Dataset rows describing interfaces

<<<<

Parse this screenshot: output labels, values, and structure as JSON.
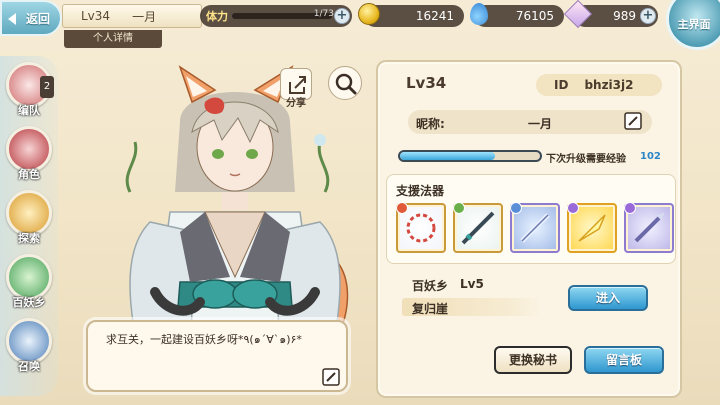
{
  "topbar": {
    "back_label": "返回",
    "player_level": "Lv34",
    "player_name": "一月",
    "detail_tab": "个人详情",
    "stamina_label": "体力",
    "stamina_value": "1/73",
    "gold": "16241",
    "crystal": "76105",
    "gem": "989",
    "main_menu_label": "主界面"
  },
  "nav": {
    "team": "编队",
    "team_badge": "2",
    "role": "角色",
    "explore": "探索",
    "village": "百妖乡",
    "summon": "召唤"
  },
  "actions": {
    "share_label": "分享"
  },
  "speech": {
    "text": "求互关，一起建设百妖乡呀*٩(๑´∀`๑)۶*"
  },
  "profile": {
    "level": "Lv34",
    "id_label": "ID",
    "id_value": "bhzi3j2",
    "nick_label": "昵称:",
    "nick_value": "一月",
    "exp_label": "下次升级需要经验",
    "exp_value": "102",
    "exp_progress": 0.68,
    "artifact_title": "支援法器",
    "village_name": "百妖乡",
    "village_level": "Lv5",
    "village_place": "复归崖",
    "enter_label": "进入",
    "swap_label": "更换秘书",
    "message_label": "留言板"
  },
  "colors": {
    "accent_blue": "#2f97cf",
    "panel_bg": "#fbf4e4",
    "exp_value": "#2b86c9"
  }
}
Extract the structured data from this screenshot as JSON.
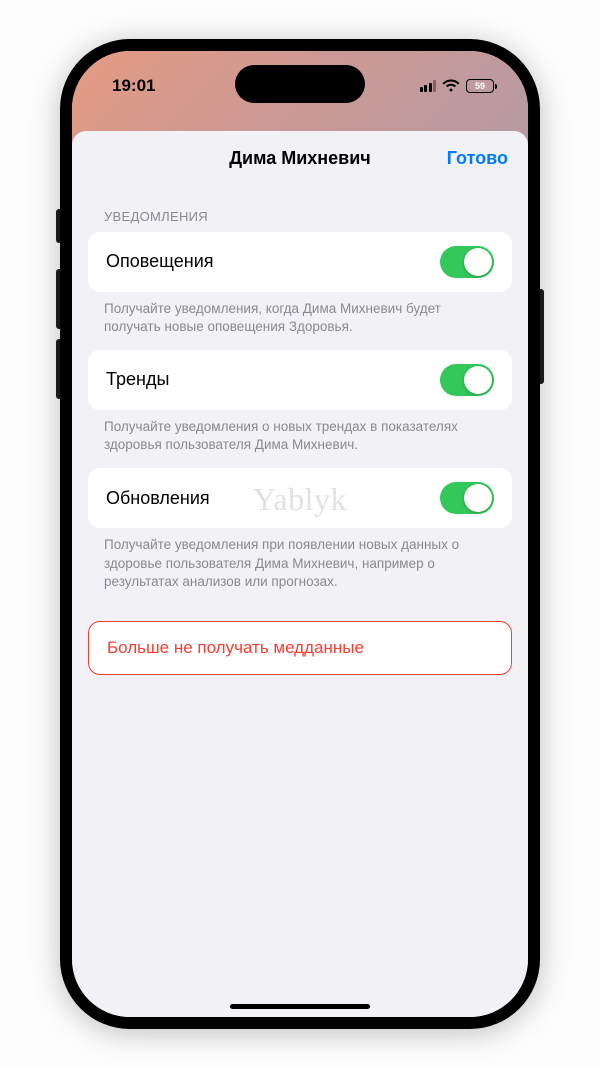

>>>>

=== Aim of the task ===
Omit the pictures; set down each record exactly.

=== Response area ===
Parse this screenshot: output labels, values, and structure as JSON.
{
  "topbar": {
    "back_label": "返回",
    "player_level": "Lv34",
    "player_name": "一月",
    "detail_tab": "个人详情",
    "stamina_label": "体力",
    "stamina_value": "1/73",
    "gold": "16241",
    "crystal": "76105",
    "gem": "989",
    "main_menu_label": "主界面"
  },
  "nav": {
    "team": "编队",
    "team_badge": "2",
    "role": "角色",
    "explore": "探索",
    "village": "百妖乡",
    "summon": "召唤"
  },
  "actions": {
    "share_label": "分享"
  },
  "speech": {
    "text": "求互关，一起建设百妖乡呀*٩(๑´∀`๑)۶*"
  },
  "profile": {
    "level": "Lv34",
    "id_label": "ID",
    "id_value": "bhzi3j2",
    "nick_label": "昵称:",
    "nick_value": "一月",
    "exp_label": "下次升级需要经验",
    "exp_value": "102",
    "exp_progress": 0.68,
    "artifact_title": "支援法器",
    "village_name": "百妖乡",
    "village_level": "Lv5",
    "village_place": "复归崖",
    "enter_label": "进入",
    "swap_label": "更换秘书",
    "message_label": "留言板"
  },
  "colors": {
    "accent_blue": "#2f97cf",
    "panel_bg": "#fbf4e4",
    "exp_value": "#2b86c9"
  }
}
Extract the structured data from this screenshot as JSON.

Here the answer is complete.